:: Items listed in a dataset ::
[Start of section]
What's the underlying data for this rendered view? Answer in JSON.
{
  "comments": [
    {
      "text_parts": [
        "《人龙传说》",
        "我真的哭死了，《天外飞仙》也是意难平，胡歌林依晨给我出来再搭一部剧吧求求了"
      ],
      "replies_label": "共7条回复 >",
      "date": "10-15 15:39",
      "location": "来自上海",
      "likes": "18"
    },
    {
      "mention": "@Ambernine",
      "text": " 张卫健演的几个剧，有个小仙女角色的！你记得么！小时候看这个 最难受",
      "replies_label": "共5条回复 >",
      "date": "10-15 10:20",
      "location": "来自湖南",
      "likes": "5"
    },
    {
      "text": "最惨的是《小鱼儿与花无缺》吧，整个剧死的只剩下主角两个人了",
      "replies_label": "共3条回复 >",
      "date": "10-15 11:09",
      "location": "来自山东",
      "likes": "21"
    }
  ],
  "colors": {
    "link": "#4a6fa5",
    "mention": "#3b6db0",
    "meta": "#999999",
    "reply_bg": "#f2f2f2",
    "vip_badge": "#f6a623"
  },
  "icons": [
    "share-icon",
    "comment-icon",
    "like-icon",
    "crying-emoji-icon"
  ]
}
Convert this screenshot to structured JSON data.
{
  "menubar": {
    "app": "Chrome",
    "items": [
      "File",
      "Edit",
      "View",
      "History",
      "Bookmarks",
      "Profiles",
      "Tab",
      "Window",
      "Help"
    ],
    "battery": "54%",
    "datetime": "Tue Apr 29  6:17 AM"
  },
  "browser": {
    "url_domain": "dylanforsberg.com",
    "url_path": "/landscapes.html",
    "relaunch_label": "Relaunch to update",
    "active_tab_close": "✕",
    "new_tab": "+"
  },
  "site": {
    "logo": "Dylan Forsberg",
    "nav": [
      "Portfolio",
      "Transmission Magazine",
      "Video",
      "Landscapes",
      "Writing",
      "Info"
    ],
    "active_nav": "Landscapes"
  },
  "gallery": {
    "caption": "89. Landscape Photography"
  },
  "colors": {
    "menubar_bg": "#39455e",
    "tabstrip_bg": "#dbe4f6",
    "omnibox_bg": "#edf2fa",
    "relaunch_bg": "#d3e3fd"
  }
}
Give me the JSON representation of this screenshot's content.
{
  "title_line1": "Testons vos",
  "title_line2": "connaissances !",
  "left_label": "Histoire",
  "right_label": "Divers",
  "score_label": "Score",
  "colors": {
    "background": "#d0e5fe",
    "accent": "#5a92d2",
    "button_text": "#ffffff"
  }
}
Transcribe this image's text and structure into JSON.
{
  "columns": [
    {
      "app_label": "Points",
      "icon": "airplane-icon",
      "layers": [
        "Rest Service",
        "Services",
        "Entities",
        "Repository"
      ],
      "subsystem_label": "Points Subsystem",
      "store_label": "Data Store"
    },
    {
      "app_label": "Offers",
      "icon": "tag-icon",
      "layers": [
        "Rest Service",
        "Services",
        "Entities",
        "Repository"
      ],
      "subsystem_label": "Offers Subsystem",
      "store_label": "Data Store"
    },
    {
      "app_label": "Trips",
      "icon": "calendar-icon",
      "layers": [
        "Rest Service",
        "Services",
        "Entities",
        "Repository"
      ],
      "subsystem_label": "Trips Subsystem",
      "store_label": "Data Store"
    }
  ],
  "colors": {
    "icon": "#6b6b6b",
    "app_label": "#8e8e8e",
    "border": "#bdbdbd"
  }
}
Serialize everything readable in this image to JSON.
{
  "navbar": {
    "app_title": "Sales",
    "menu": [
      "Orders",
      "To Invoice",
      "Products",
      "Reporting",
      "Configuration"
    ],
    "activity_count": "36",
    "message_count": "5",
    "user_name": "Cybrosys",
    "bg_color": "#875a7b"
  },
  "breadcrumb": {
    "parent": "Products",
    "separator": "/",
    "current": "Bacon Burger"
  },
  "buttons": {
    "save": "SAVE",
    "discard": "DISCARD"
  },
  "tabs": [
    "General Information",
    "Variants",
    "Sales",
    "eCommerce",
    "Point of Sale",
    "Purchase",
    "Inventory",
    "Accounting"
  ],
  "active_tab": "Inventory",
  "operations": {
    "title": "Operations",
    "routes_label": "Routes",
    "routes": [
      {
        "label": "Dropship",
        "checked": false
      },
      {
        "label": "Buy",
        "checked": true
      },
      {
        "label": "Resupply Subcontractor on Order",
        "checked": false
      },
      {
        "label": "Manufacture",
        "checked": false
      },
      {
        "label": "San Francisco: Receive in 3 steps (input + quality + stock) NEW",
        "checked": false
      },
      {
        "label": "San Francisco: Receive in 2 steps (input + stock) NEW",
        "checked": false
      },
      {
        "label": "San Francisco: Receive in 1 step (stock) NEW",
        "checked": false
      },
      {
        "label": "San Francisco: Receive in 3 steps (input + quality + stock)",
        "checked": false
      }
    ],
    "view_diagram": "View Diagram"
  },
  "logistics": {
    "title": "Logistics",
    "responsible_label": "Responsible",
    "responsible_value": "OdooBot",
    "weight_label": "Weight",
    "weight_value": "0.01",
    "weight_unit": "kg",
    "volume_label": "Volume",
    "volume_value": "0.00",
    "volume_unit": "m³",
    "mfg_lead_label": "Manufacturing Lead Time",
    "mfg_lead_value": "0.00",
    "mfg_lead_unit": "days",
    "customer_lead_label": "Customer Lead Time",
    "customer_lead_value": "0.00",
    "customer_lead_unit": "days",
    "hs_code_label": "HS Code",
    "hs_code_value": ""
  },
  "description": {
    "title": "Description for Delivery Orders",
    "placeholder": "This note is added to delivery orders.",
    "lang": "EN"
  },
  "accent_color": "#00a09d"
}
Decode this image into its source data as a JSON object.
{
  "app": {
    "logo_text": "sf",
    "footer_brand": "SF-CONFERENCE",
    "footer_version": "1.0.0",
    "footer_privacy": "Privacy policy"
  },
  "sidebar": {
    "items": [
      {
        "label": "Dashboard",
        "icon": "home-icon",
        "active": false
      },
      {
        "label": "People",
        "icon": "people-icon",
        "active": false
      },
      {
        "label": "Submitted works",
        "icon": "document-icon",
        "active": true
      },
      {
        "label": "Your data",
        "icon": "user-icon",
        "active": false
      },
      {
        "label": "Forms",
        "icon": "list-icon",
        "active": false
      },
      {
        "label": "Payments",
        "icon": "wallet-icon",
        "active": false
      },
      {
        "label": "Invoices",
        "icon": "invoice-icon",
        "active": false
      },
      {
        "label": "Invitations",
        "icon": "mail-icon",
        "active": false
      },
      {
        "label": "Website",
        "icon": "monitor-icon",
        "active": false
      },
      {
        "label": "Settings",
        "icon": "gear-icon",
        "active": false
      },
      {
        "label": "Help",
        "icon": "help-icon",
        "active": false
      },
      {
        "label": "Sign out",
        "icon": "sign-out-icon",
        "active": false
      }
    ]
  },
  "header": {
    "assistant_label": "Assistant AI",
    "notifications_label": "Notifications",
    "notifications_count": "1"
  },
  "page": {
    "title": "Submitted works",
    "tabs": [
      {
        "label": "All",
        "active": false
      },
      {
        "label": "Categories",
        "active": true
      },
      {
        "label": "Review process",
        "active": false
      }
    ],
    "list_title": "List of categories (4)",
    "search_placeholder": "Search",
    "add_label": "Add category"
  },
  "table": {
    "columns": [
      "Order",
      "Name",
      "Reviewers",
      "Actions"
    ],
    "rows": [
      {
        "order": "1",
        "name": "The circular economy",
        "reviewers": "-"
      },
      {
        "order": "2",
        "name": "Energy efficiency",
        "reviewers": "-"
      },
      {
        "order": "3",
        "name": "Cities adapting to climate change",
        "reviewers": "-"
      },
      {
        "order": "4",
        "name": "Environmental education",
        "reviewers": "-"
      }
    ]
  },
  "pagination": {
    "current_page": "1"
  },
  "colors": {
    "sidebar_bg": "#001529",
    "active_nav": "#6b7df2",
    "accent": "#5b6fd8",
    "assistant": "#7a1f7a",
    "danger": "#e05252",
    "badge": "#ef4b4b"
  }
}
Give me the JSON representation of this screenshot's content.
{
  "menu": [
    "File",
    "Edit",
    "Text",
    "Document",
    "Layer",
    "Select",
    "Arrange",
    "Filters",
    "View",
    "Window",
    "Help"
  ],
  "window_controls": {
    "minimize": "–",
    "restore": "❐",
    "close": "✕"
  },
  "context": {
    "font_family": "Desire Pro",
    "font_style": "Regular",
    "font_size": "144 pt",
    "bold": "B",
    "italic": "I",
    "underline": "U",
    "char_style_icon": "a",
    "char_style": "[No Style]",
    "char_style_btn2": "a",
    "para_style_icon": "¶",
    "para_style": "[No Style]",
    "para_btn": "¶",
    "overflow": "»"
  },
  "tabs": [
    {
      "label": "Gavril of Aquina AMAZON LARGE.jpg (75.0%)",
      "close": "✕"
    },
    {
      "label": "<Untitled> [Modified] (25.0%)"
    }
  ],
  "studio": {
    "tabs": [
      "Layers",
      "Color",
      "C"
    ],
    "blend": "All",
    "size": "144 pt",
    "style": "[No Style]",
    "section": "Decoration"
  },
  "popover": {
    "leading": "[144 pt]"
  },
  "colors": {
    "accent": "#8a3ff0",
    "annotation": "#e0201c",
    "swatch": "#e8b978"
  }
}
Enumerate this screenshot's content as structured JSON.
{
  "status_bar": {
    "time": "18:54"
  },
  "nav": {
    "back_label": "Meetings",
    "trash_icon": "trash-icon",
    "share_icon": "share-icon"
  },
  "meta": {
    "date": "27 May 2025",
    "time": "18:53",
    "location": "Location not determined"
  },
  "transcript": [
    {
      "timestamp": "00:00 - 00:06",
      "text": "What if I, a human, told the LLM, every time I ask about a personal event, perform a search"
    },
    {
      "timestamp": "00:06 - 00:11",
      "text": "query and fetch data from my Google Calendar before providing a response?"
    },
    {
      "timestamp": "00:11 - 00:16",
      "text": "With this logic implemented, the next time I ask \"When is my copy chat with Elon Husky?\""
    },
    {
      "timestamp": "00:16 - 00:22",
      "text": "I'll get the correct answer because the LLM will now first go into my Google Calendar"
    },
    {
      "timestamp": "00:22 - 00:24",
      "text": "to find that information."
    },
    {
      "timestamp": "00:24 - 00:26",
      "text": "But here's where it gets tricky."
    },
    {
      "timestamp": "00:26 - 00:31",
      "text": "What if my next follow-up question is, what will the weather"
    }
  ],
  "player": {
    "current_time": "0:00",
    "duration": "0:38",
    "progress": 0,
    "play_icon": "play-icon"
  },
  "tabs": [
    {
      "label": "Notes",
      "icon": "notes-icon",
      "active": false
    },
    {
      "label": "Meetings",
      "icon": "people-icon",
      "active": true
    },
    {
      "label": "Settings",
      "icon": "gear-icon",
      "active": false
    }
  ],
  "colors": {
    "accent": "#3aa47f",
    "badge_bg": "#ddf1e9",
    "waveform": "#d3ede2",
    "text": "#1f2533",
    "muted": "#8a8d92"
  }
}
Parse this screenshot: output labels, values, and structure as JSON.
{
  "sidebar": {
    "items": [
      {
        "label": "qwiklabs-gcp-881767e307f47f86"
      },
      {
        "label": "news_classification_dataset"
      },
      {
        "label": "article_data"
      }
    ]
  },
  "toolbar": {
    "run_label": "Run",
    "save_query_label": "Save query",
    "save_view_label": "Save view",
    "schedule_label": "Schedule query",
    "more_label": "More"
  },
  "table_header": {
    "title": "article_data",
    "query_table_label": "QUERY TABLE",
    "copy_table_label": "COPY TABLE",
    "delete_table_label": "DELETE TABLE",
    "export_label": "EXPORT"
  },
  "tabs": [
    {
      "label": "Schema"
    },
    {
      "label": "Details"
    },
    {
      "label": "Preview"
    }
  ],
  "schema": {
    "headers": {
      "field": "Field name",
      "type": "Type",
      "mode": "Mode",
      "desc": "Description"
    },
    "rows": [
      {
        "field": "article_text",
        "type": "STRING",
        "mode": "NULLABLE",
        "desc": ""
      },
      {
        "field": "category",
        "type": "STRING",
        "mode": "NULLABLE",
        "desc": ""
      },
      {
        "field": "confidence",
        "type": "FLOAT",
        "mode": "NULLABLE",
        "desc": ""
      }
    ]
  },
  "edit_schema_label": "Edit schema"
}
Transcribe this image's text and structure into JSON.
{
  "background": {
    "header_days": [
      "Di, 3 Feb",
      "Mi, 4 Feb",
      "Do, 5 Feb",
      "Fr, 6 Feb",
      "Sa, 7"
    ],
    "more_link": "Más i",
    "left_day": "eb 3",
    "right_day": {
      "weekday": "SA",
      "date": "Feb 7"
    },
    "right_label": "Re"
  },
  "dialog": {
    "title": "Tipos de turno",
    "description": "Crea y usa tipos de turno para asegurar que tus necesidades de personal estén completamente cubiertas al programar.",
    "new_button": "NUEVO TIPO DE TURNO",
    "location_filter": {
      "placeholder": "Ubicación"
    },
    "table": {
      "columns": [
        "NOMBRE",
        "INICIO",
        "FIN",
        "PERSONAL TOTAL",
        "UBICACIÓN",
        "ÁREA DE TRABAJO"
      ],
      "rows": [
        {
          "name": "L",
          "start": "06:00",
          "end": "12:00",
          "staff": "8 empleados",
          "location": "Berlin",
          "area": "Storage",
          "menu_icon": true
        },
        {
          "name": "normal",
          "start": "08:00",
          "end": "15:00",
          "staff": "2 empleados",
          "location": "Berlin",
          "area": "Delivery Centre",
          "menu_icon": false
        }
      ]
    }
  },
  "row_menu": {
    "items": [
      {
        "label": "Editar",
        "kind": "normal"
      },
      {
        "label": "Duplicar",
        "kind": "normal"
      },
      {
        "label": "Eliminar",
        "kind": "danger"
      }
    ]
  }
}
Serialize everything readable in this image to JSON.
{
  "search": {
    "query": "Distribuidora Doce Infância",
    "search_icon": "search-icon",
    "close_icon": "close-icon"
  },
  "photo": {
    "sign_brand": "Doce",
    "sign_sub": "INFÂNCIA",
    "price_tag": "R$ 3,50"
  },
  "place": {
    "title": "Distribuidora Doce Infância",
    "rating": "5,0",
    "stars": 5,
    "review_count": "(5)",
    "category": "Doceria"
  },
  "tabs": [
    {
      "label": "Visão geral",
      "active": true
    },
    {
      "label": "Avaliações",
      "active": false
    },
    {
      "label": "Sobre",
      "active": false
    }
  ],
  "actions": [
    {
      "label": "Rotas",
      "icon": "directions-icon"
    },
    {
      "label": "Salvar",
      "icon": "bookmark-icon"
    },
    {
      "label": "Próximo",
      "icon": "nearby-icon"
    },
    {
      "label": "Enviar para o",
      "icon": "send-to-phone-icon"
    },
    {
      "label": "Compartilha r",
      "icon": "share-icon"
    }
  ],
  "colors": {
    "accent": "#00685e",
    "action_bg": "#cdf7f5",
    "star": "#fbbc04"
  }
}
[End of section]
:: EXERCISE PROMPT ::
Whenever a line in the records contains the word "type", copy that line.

:: WORKED SOLUTION ::
      "type": "Type",
        "type": "STRING",
        "type": "STRING",
        "type": "FLOAT",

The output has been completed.